[Opening Data provided section]
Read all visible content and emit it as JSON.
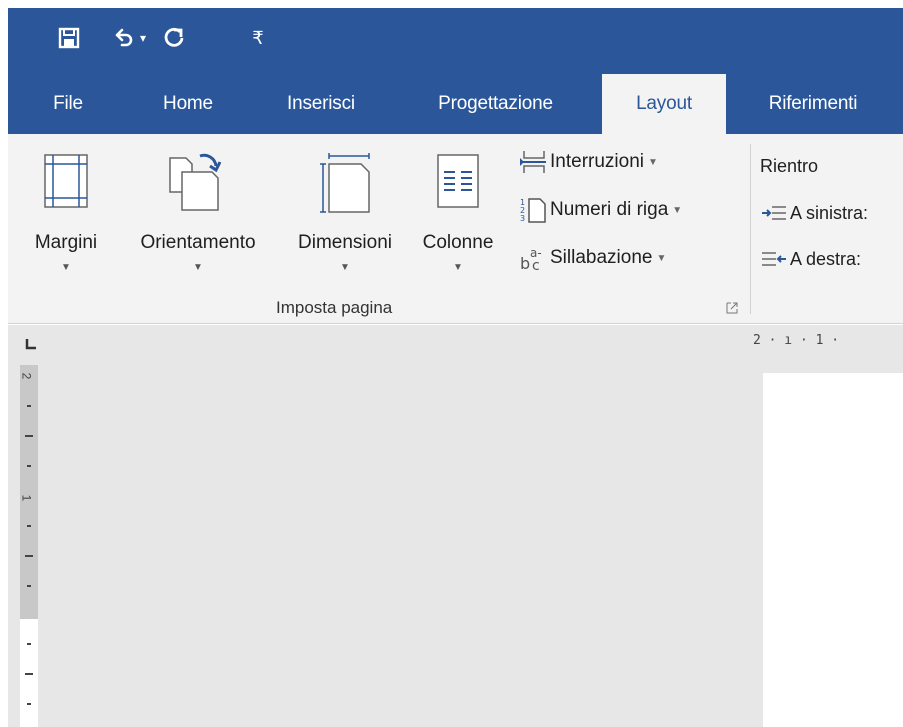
{
  "quick_access": {
    "save_icon": "save-icon",
    "undo_icon": "undo-icon",
    "redo_icon": "redo-icon",
    "customize_glyph": "₹"
  },
  "tabs": [
    {
      "label": "File"
    },
    {
      "label": "Home"
    },
    {
      "label": "Inserisci"
    },
    {
      "label": "Progettazione"
    },
    {
      "label": "Layout"
    },
    {
      "label": "Riferimenti"
    }
  ],
  "ribbon": {
    "margins_label": "Margini",
    "orientation_label": "Orientamento",
    "size_label": "Dimensioni",
    "columns_label": "Colonne",
    "breaks_label": "Interruzioni",
    "line_numbers_label": "Numeri di riga",
    "hyphenation_label": "Sillabazione",
    "group_label": "Imposta pagina",
    "indent_title": "Rientro",
    "indent_left_label": "A sinistra:",
    "indent_right_label": "A destra:"
  },
  "rulers": {
    "horizontal_text": "2 · ı · 1 ·",
    "vertical_marks": [
      "2",
      "1"
    ]
  },
  "colors": {
    "accent": "#2b579a",
    "ribbon_bg": "#f3f3f3",
    "doc_bg": "#e7e7e7"
  }
}
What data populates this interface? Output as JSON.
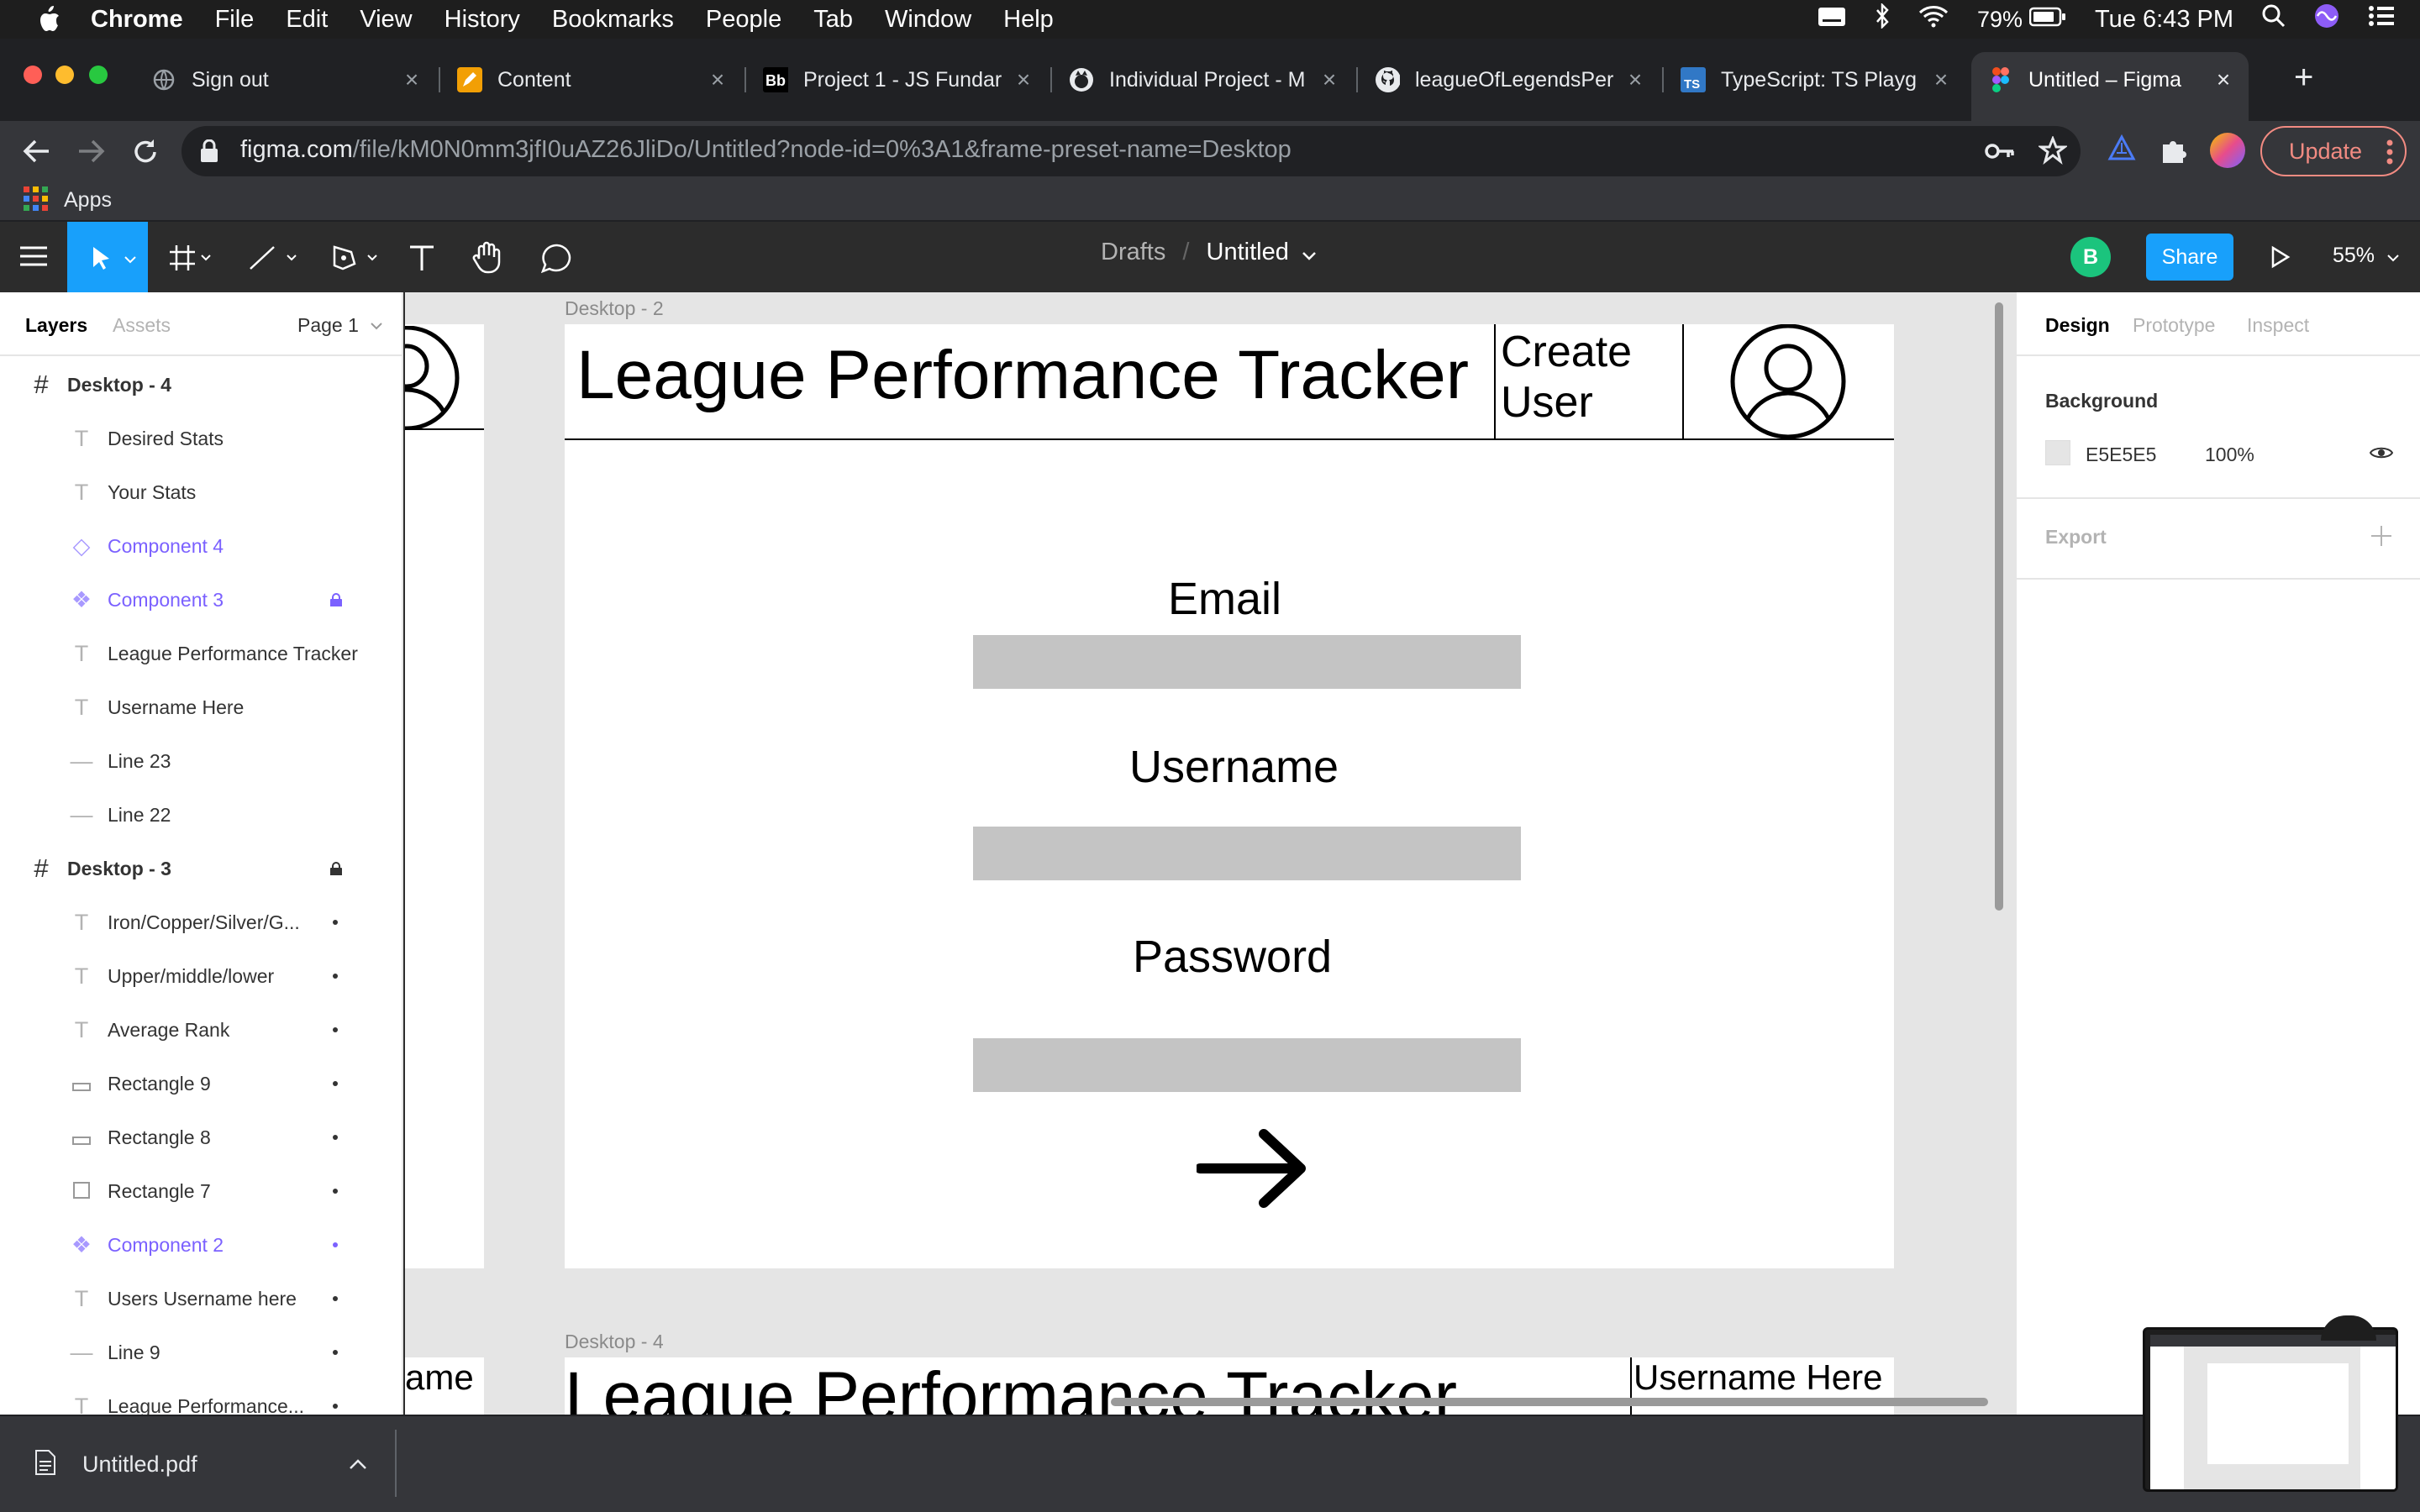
{
  "menubar": {
    "app": "Chrome",
    "items": [
      "File",
      "Edit",
      "View",
      "History",
      "Bookmarks",
      "People",
      "Tab",
      "Window",
      "Help"
    ],
    "battery": "79%",
    "clock": "Tue 6:43 PM"
  },
  "tabs": [
    {
      "label": "Sign out",
      "icon": "globe-icon"
    },
    {
      "label": "Content",
      "icon": "pencil-icon"
    },
    {
      "label": "Project 1 - JS Fundar",
      "icon": "blackboard-icon"
    },
    {
      "label": "Individual Project - M",
      "icon": "kitten-icon"
    },
    {
      "label": "leagueOfLegendsPer",
      "icon": "github-icon"
    },
    {
      "label": "TypeScript: TS Playg",
      "icon": "typescript-icon"
    },
    {
      "label": "Untitled – Figma",
      "icon": "figma-icon",
      "active": true
    }
  ],
  "address": {
    "host": "figma.com",
    "path": "/file/kM0N0mm3jfI0uAZ26JliDo/Untitled?node-id=0%3A1&frame-preset-name=Desktop",
    "update_label": "Update"
  },
  "bookmarks": {
    "apps": "Apps"
  },
  "figma": {
    "breadcrumb_parent": "Drafts",
    "breadcrumb_sep": "/",
    "file_name": "Untitled",
    "avatar": "B",
    "share": "Share",
    "zoom": "55%"
  },
  "left_panel": {
    "tab_layers": "Layers",
    "tab_assets": "Assets",
    "page": "Page 1",
    "layers": [
      {
        "name": "Desktop - 4",
        "kind": "frame"
      },
      {
        "name": "Desired Stats",
        "kind": "text"
      },
      {
        "name": "Your Stats",
        "kind": "text"
      },
      {
        "name": "Component 4",
        "kind": "instance"
      },
      {
        "name": "Component 3",
        "kind": "component",
        "locked": true
      },
      {
        "name": "League Performance Tracker",
        "kind": "text"
      },
      {
        "name": "Username Here",
        "kind": "text"
      },
      {
        "name": "Line 23",
        "kind": "line"
      },
      {
        "name": "Line 22",
        "kind": "line"
      },
      {
        "name": "Desktop - 3",
        "kind": "frame",
        "locked": true
      },
      {
        "name": "Iron/Copper/Silver/G...",
        "kind": "text",
        "dot": true
      },
      {
        "name": "Upper/middle/lower",
        "kind": "text",
        "dot": true
      },
      {
        "name": "Average Rank",
        "kind": "text",
        "dot": true
      },
      {
        "name": "Rectangle 9",
        "kind": "rect-wide",
        "dot": true
      },
      {
        "name": "Rectangle 8",
        "kind": "rect-wide",
        "dot": true
      },
      {
        "name": "Rectangle 7",
        "kind": "rect",
        "dot": true
      },
      {
        "name": "Component 2",
        "kind": "component",
        "dot": true
      },
      {
        "name": "Users Username here",
        "kind": "text",
        "dot": true
      },
      {
        "name": "Line 9",
        "kind": "line",
        "dot": true
      },
      {
        "name": "League Performance...",
        "kind": "text",
        "dot": true
      }
    ]
  },
  "canvas": {
    "frame2_label": "Desktop - 2",
    "frame4_label": "Desktop - 4",
    "title": "League Performance Tracker",
    "create_user_line1": "Create",
    "create_user_line2": "User",
    "email": "Email",
    "username": "Username",
    "password": "Password",
    "frame4_title": "League Performance Tracker",
    "frame4_username": "Username Here",
    "left_partial": "ame"
  },
  "right_panel": {
    "tab_design": "Design",
    "tab_prototype": "Prototype",
    "tab_inspect": "Inspect",
    "background_heading": "Background",
    "bg_hex": "E5E5E5",
    "bg_opacity": "100%",
    "export_heading": "Export",
    "bg_color": "#e5e5e5"
  },
  "downloads": {
    "file": "Untitled.pdf"
  }
}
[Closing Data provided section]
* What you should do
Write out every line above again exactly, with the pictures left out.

* Exercise answer
Read all visible content and emit it as JSON.
{
  "quick_access": {
    "save_icon": "save-icon",
    "undo_icon": "undo-icon",
    "redo_icon": "redo-icon",
    "customize_glyph": "₹"
  },
  "tabs": [
    {
      "label": "File"
    },
    {
      "label": "Home"
    },
    {
      "label": "Inserisci"
    },
    {
      "label": "Progettazione"
    },
    {
      "label": "Layout"
    },
    {
      "label": "Riferimenti"
    }
  ],
  "ribbon": {
    "margins_label": "Margini",
    "orientation_label": "Orientamento",
    "size_label": "Dimensioni",
    "columns_label": "Colonne",
    "breaks_label": "Interruzioni",
    "line_numbers_label": "Numeri di riga",
    "hyphenation_label": "Sillabazione",
    "group_label": "Imposta pagina",
    "indent_title": "Rientro",
    "indent_left_label": "A sinistra:",
    "indent_right_label": "A destra:"
  },
  "rulers": {
    "horizontal_text": "2 · ı · 1 ·",
    "vertical_marks": [
      "2",
      "1"
    ]
  },
  "colors": {
    "accent": "#2b579a",
    "ribbon_bg": "#f3f3f3",
    "doc_bg": "#e7e7e7"
  }
}
What data populates this interface? Output as JSON.
{
  "menubar": {
    "app": "Chrome",
    "items": [
      "File",
      "Edit",
      "View",
      "History",
      "Bookmarks",
      "People",
      "Tab",
      "Window",
      "Help"
    ],
    "battery": "79%",
    "clock": "Tue 6:43 PM"
  },
  "tabs": [
    {
      "label": "Sign out",
      "icon": "globe-icon"
    },
    {
      "label": "Content",
      "icon": "pencil-icon"
    },
    {
      "label": "Project 1 - JS Fundar",
      "icon": "blackboard-icon"
    },
    {
      "label": "Individual Project - M",
      "icon": "kitten-icon"
    },
    {
      "label": "leagueOfLegendsPer",
      "icon": "github-icon"
    },
    {
      "label": "TypeScript: TS Playg",
      "icon": "typescript-icon"
    },
    {
      "label": "Untitled – Figma",
      "icon": "figma-icon",
      "active": true
    }
  ],
  "address": {
    "host": "figma.com",
    "path": "/file/kM0N0mm3jfI0uAZ26JliDo/Untitled?node-id=0%3A1&frame-preset-name=Desktop",
    "update_label": "Update"
  },
  "bookmarks": {
    "apps": "Apps"
  },
  "figma": {
    "breadcrumb_parent": "Drafts",
    "breadcrumb_sep": "/",
    "file_name": "Untitled",
    "avatar": "B",
    "share": "Share",
    "zoom": "55%"
  },
  "left_panel": {
    "tab_layers": "Layers",
    "tab_assets": "Assets",
    "page": "Page 1",
    "layers": [
      {
        "name": "Desktop - 4",
        "kind": "frame"
      },
      {
        "name": "Desired Stats",
        "kind": "text"
      },
      {
        "name": "Your Stats",
        "kind": "text"
      },
      {
        "name": "Component 4",
        "kind": "instance"
      },
      {
        "name": "Component 3",
        "kind": "component",
        "locked": true
      },
      {
        "name": "League Performance Tracker",
        "kind": "text"
      },
      {
        "name": "Username Here",
        "kind": "text"
      },
      {
        "name": "Line 23",
        "kind": "line"
      },
      {
        "name": "Line 22",
        "kind": "line"
      },
      {
        "name": "Desktop - 3",
        "kind": "frame",
        "locked": true
      },
      {
        "name": "Iron/Copper/Silver/G...",
        "kind": "text",
        "dot": true
      },
      {
        "name": "Upper/middle/lower",
        "kind": "text",
        "dot": true
      },
      {
        "name": "Average Rank",
        "kind": "text",
        "dot": true
      },
      {
        "name": "Rectangle 9",
        "kind": "rect-wide",
        "dot": true
      },
      {
        "name": "Rectangle 8",
        "kind": "rect-wide",
        "dot": true
      },
      {
        "name": "Rectangle 7",
        "kind": "rect",
        "dot": true
      },
      {
        "name": "Component 2",
        "kind": "component",
        "dot": true
      },
      {
        "name": "Users Username here",
        "kind": "text",
        "dot": true
      },
      {
        "name": "Line 9",
        "kind": "line",
        "dot": true
      },
      {
        "name": "League Performance...",
        "kind": "text",
        "dot": true
      }
    ]
  },
  "canvas": {
    "frame2_label": "Desktop - 2",
    "frame4_label": "Desktop - 4",
    "title": "League Performance Tracker",
    "create_user_line1": "Create",
    "create_user_line2": "User",
    "email": "Email",
    "username": "Username",
    "password": "Password",
    "frame4_title": "League Performance Tracker",
    "frame4_username": "Username Here",
    "left_partial": "ame"
  },
  "right_panel": {
    "tab_design": "Design",
    "tab_prototype": "Prototype",
    "tab_inspect": "Inspect",
    "background_heading": "Background",
    "bg_hex": "E5E5E5",
    "bg_opacity": "100%",
    "export_heading": "Export",
    "bg_color": "#e5e5e5"
  },
  "downloads": {
    "file": "Untitled.pdf"
  }
}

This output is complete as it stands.